— Your assignment —
Output the records exactly as they appear, with no pictures included.

┄┄┄┄┄┄┄┄┄┄

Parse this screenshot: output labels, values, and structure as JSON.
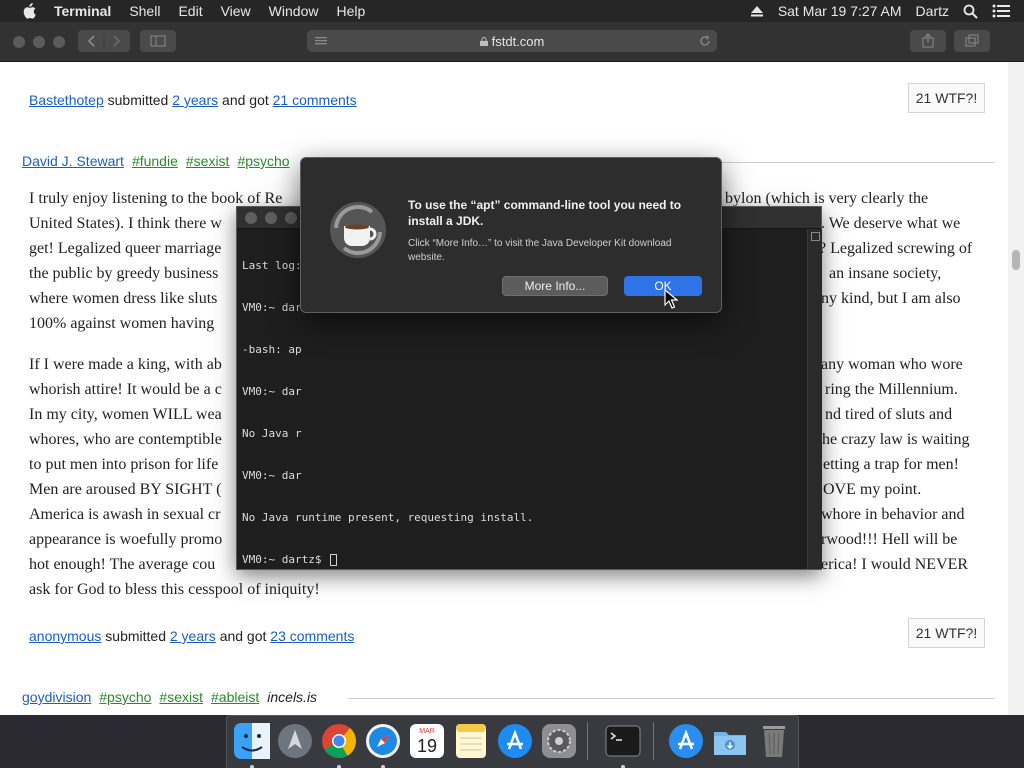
{
  "menubar": {
    "app_name": "Terminal",
    "items": [
      "Shell",
      "Edit",
      "View",
      "Window",
      "Help"
    ],
    "datetime": "Sat Mar 19  7:27 AM",
    "user": "Dartz"
  },
  "browser": {
    "url": "fstdt.com"
  },
  "page": {
    "post1": {
      "submitter": "Bastethotep",
      "submitted_word": "submitted",
      "age": "2 years",
      "and_got": "and got",
      "comments": "21 comments",
      "wtf": "21 WTF?!"
    },
    "post2": {
      "author": "David J. Stewart",
      "tags": [
        "#fundie",
        "#sexist",
        "#psycho"
      ],
      "paragraphs": [
        "I truly enjoy listening to the book of Re",
        "bylon (which is very clearly the",
        "United States). I think there w",
        ". We deserve what we",
        "get! Legalized queer marriage",
        "? Legalized screwing of",
        "the public by greedy business",
        "an insane society,",
        "where women dress like sluts",
        "ny kind, but I am also",
        "100% against women having"
      ],
      "paragraph2": [
        "If I were made a king, with ab",
        "any woman who wore",
        "whorish attire! It would be a c",
        "ring the Millennium.",
        "In my city, women WILL wea",
        "nd tired of sluts and",
        "whores, who are contemptible",
        "he crazy law is waiting",
        "to put men into prison for life",
        "etting a trap for men!",
        "Men are aroused BY SIGHT (",
        "OVE my point.",
        "America is awash in sexual cr",
        "whore in behavior and",
        "appearance is woefully promo",
        "rwood!!! Hell will be",
        "hot enough! The average cou",
        "erica! I would NEVER",
        "ask for God to bless this cesspool of iniquity!"
      ],
      "submitter": "anonymous",
      "submitted_word": "submitted",
      "age": "2 years",
      "and_got": "and got",
      "comments": "23 comments",
      "wtf": "21 WTF?!"
    },
    "post3": {
      "author": "goydivision",
      "tags": [
        "#psycho",
        "#sexist",
        "#ableist"
      ],
      "source": "incels.is"
    }
  },
  "terminal": {
    "lines": [
      "Last log:",
      "VM0:~ dar",
      "-bash: ap",
      "VM0:~ dar",
      "No Java r",
      "VM0:~ dar",
      "No Java runtime present, requesting install.",
      "VM0:~ dartz$ "
    ]
  },
  "alert": {
    "title": "To use the “apt” command-line tool you need to install a JDK.",
    "message": "Click “More Info…” to visit the Java Developer Kit download website.",
    "more_info_label": "More Info...",
    "ok_label": "OK",
    "accent_color": "#2f74e6"
  },
  "dock": {
    "calendar_month": "MAR",
    "calendar_day": "19",
    "apps": [
      "finder-icon",
      "launchpad-icon",
      "chrome-icon",
      "safari-icon",
      "calendar-icon",
      "notes-icon",
      "app-store-icon",
      "system-preferences-icon",
      "terminal-icon",
      "app-store-folder-icon",
      "downloads-folder-icon",
      "trash-icon"
    ]
  }
}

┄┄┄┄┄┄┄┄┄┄

— Written response —
Parse this screenshot: output labels, values, and structure as JSON.
{
  "menubar": {
    "app_name": "Terminal",
    "items": [
      "Shell",
      "Edit",
      "View",
      "Window",
      "Help"
    ],
    "datetime": "Sat Mar 19  7:27 AM",
    "user": "Dartz"
  },
  "browser": {
    "url": "fstdt.com"
  },
  "page": {
    "post1": {
      "submitter": "Bastethotep",
      "submitted_word": "submitted",
      "age": "2 years",
      "and_got": "and got",
      "comments": "21 comments",
      "wtf": "21 WTF?!"
    },
    "post2": {
      "author": "David J. Stewart",
      "tags": [
        "#fundie",
        "#sexist",
        "#psycho"
      ],
      "paragraphs": [
        "I truly enjoy listening to the book of Re",
        "bylon (which is very clearly the",
        "United States). I think there w",
        ". We deserve what we",
        "get! Legalized queer marriage",
        "? Legalized screwing of",
        "the public by greedy business",
        "an insane society,",
        "where women dress like sluts",
        "ny kind, but I am also",
        "100% against women having"
      ],
      "paragraph2": [
        "If I were made a king, with ab",
        "any woman who wore",
        "whorish attire! It would be a c",
        "ring the Millennium.",
        "In my city, women WILL wea",
        "nd tired of sluts and",
        "whores, who are contemptible",
        "he crazy law is waiting",
        "to put men into prison for life",
        "etting a trap for men!",
        "Men are aroused BY SIGHT (",
        "OVE my point.",
        "America is awash in sexual cr",
        "whore in behavior and",
        "appearance is woefully promo",
        "rwood!!! Hell will be",
        "hot enough! The average cou",
        "erica! I would NEVER",
        "ask for God to bless this cesspool of iniquity!"
      ],
      "submitter": "anonymous",
      "submitted_word": "submitted",
      "age": "2 years",
      "and_got": "and got",
      "comments": "23 comments",
      "wtf": "21 WTF?!"
    },
    "post3": {
      "author": "goydivision",
      "tags": [
        "#psycho",
        "#sexist",
        "#ableist"
      ],
      "source": "incels.is"
    }
  },
  "terminal": {
    "lines": [
      "Last log:",
      "VM0:~ dar",
      "-bash: ap",
      "VM0:~ dar",
      "No Java r",
      "VM0:~ dar",
      "No Java runtime present, requesting install.",
      "VM0:~ dartz$ "
    ]
  },
  "alert": {
    "title": "To use the “apt” command-line tool you need to install a JDK.",
    "message": "Click “More Info…” to visit the Java Developer Kit download website.",
    "more_info_label": "More Info...",
    "ok_label": "OK",
    "accent_color": "#2f74e6"
  },
  "dock": {
    "calendar_month": "MAR",
    "calendar_day": "19",
    "apps": [
      "finder-icon",
      "launchpad-icon",
      "chrome-icon",
      "safari-icon",
      "calendar-icon",
      "notes-icon",
      "app-store-icon",
      "system-preferences-icon",
      "terminal-icon",
      "app-store-folder-icon",
      "downloads-folder-icon",
      "trash-icon"
    ]
  }
}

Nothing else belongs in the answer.